But inside Europe our values, our principles and our legal system can determine how our part of the Net is run. Personal data would be protected by law, and those who abused the information provided to them by individuals would be prosecuted. Data flows into and out of Europe would be properly regulated and controlled to ensure that neither spam nor viruses came in, and that no personal data went out without explicit consent.
In Europe our copyright laws allow lending of material, and so media players licensed for use within the dataspace would not restrict personal copying or lending, although they would respect other rights.
In Europe community standards for freedom of speech differ substantially from those of the United States, where any sensible discussion is crippled by the constitution and the continued attempts to decide how many Founding Fathers can stand on the head of a pin.
Over here, human rights legislation, interpreted by judges who are able to use their intelligence instead of just relying on textual analysis of the Bill of Rights, gives us a much better chance of tying online action to the real world and integrating cyberspace with real space in way that benefits both.
In the end, William Gibson was wrong: cyberspace is not another place, it’s just part of this space. There is no ‘there, there’ : in fact, it isn’t really there at all. The illusion is, in the end, only an illusion, however consensual it may be. Not only does ‘meatspace rule’, but ‘meatspace rules rule’ — the laws and regulations that govern the Net, whether they are legal, social, architectural or code-based, will all come from the real world, where judges, lawyers, programmers, politicians and — in some way -citizens get to decide how our online activities and our real world lives mesh and are linked.
The United States is incapable, for the reasons I’ve described, of understanding this or of escaping its constitutionally-determined destiny to attempt to establish hegemony over cyberspace.
It cannot be allowed to succeed, and so those of us within Europe need to begin to work now to extend our culture onto the Net in all its complex glory. We need to build our borders online and offer our citizens protection within those borders, and escape from America.
* Much as I like Lessig’s work, he just goes too far here.
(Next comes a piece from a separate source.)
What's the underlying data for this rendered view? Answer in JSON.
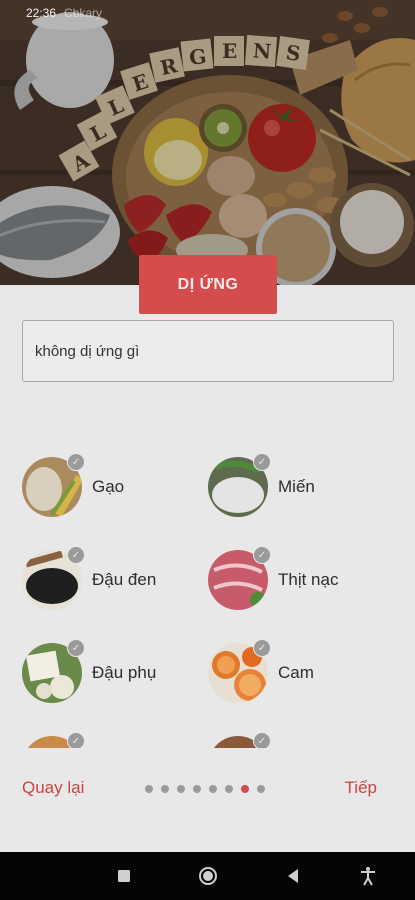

I blame law school. Being a Cambridge philosopher manqué I tend to have a more brutal constructivist approach to this sort of thing.